Advertisement - Content continues below
Employment

England faces £1.7 billion hit from public sector pay freeze, TUC claims

The TUC said the freeze could also lead to weakened wage growth for other workers if public sector employees spent less money

Plans to pause pay increases for public sector workers could cost England’s economy £1.7 billion, the TUC has claimed.

New analysis by the union found the changes to pay could weaken the economy as those working in the public sector were forced to “tighten their belts”.

Lockdowns have taken income away from hundreds of Big Issue sellers. Support The Big Issue and our vendors by signing up for a subscription.

In last November’s Spending Review, which was blasted by campaigners as “a missed opportunity”, Sunak promised a pay rise for NHS doctors and nurses but other public sector workers such as teachers and policemen had their pay frozen. 

TUC general secretary Frances O’Grady said this amounted to a pay cut when inflation was taken into account. 

“Key workers have kept the country going through the pandemic. The prime minister clapped them, but his applause will ring hollow if he cuts their pay,” she said. 

Advertisement - Content continues below
Advertisement - Content continues below

The new analysis, which calculated the difference in economic activity expected with and without the changes, found the economy could shed £1.7 billion between April 2021 to March 2022 if the pay freeze went ahead. This would amount to an average of £3.2 million per constituency.

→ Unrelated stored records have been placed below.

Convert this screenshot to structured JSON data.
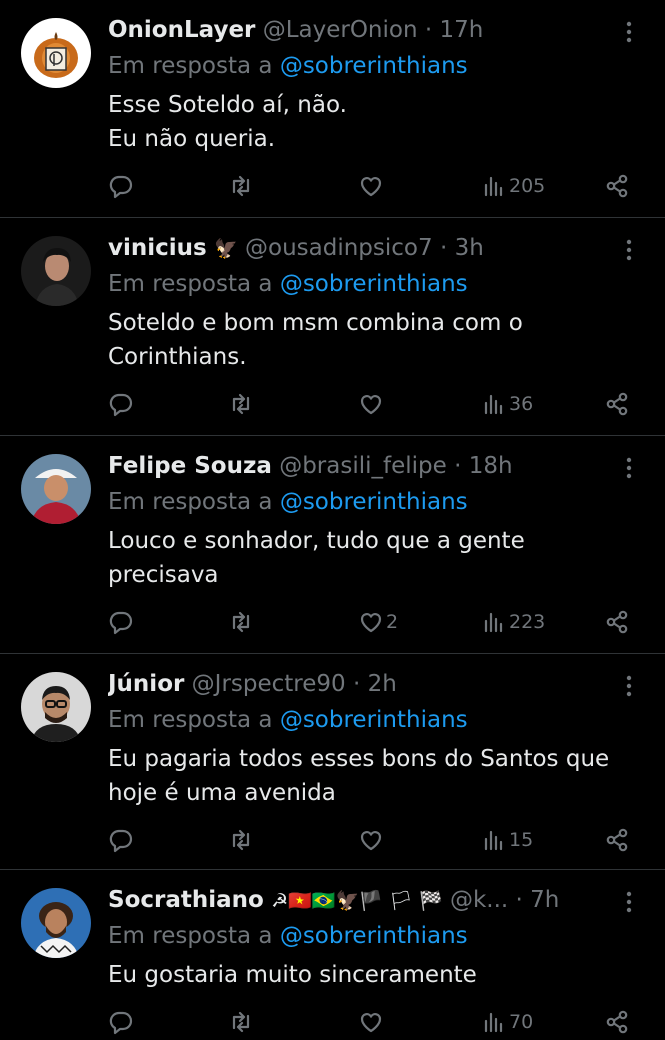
{
  "tweets": [
    {
      "name": "OnionLayer",
      "badge": "",
      "handle": "@LayerOnion",
      "time": "17h",
      "reply_prefix": "Em resposta a",
      "reply_mention": "@sobrerinthians",
      "text": "Esse Soteldo aí, não.\nEu não queria.",
      "likes": "",
      "views": "205"
    },
    {
      "name": "vinicius",
      "badge": "🦅",
      "handle": "@ousadinpsico7",
      "time": "3h",
      "reply_prefix": "Em resposta a",
      "reply_mention": "@sobrerinthians",
      "text": "Soteldo e bom msm combina com o\nCorinthians.",
      "likes": "",
      "views": "36"
    },
    {
      "name": "Felipe Souza",
      "badge": "",
      "handle": "@brasili_felipe",
      "time": "18h",
      "reply_prefix": "Em resposta a",
      "reply_mention": "@sobrerinthians",
      "text": "Louco e sonhador, tudo que a gente\nprecisava",
      "likes": "2",
      "views": "223"
    },
    {
      "name": "Júnior",
      "badge": "",
      "handle": "@Jrspectre90",
      "time": "2h",
      "reply_prefix": "Em resposta a",
      "reply_mention": "@sobrerinthians",
      "text": "Eu pagaria todos esses bons do Santos que\nhoje é uma avenida",
      "likes": "",
      "views": "15"
    },
    {
      "name": "Socrathiano",
      "badge": "☭🇻🇳🇧🇷🦅🏴 🏳 🏁",
      "handle": "@k...",
      "time": "7h",
      "reply_prefix": "Em resposta a",
      "reply_mention": "@sobrerinthians",
      "text": "Eu gostaria muito sinceramente",
      "likes": "",
      "views": "70"
    }
  ],
  "separator": "·",
  "icons": {
    "reply": "reply-icon",
    "retweet": "retweet-icon",
    "like": "heart-icon",
    "views": "views-icon",
    "share": "share-icon",
    "more": "more-vertical-icon"
  },
  "colors": {
    "background": "#000000",
    "text": "#e7e9ea",
    "muted": "#71767b",
    "link": "#1d9bf0",
    "divider": "#2f3336"
  }
}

The TUC claimed the public sector pay freeze could also lead to weakened wage growth for other workers if public sector employees became more frugal, adding that those whose jobs depended on consumer spending could be at particular risk. 

The union is calling on the chancellor not to “repeat the mistakes of the 2010s” when public sector workers saw their pay capped, claiming this led to “wages falling across the economy and the worst slump in living standards in more than 200 years”. 

O’Grady added: “Boosting key worker pay helps everyone. It puts more money in the pockets of working families. And their spending supports jobs in local businesses and high streets.

“This will help to level up our unequal economy. And it gives key workers the respect they have earned.”

A Treasury spokesperson said: ‘’Given the unique impact of Covid-19 on the health service, and despite the challenging economic context, the Government will continue to provide for pay rises for over one million NHS workers.

‘’The Government will also prioritise the lowest paid, with 2.1 million public sector workers earning less than £24,000 receiving a minimum £250 increase.”

Advertisement - Content continues below

Support The Big Issue and our vendors this Christmas

Every time you buy a copy of The Big Issue, subscribe or donate, you are helping our vendors to work their way out of poverty by providing 'a hand up not a hand out.' You’re helping Big Issue vendors achieve their #BigWish

Recommended for you

Read All
This pioneering project defied national reoffending rates - by giving young people a job
Employment

This pioneering project defied national reoffending rates - by giving young people a job

MPs launch inquiry into NHS staffing crisis
Employment

MPs launch inquiry into NHS staffing crisis

What is the 4 day working week and why are UK campaigners calling for it?
Four day week

What is the 4 day working week and why are UK campaigners calling for it?

This chart shows the real cost of beer over the last 20 years
Cost of Living

This chart shows the real cost of beer over the last 20 years

Most Popular

Read All
Video showing Boris Johnson repeatedly 'lying' to parliament hits 40 million views
1.

Video showing Boris Johnson repeatedly 'lying' to parliament hits 40 million views

Legacy benefits freeze left disabled people living on ‘historically’ low payments, court hears
2.

Legacy benefits freeze left disabled people living on ‘historically’ low payments, court hears

'Noel Gallagher was mega hungover and Will.i.am kept walking off' - The stories behind Big Issue photoshoots
3.

'Noel Gallagher was mega hungover and Will.i.am kept walking off' - The stories behind Big Issue photoshoots

Plans to remove British citizenship without notice 'would repeat Windrush mistakes'
4.

Plans to remove British citizenship without notice 'would repeat Windrush mistakes'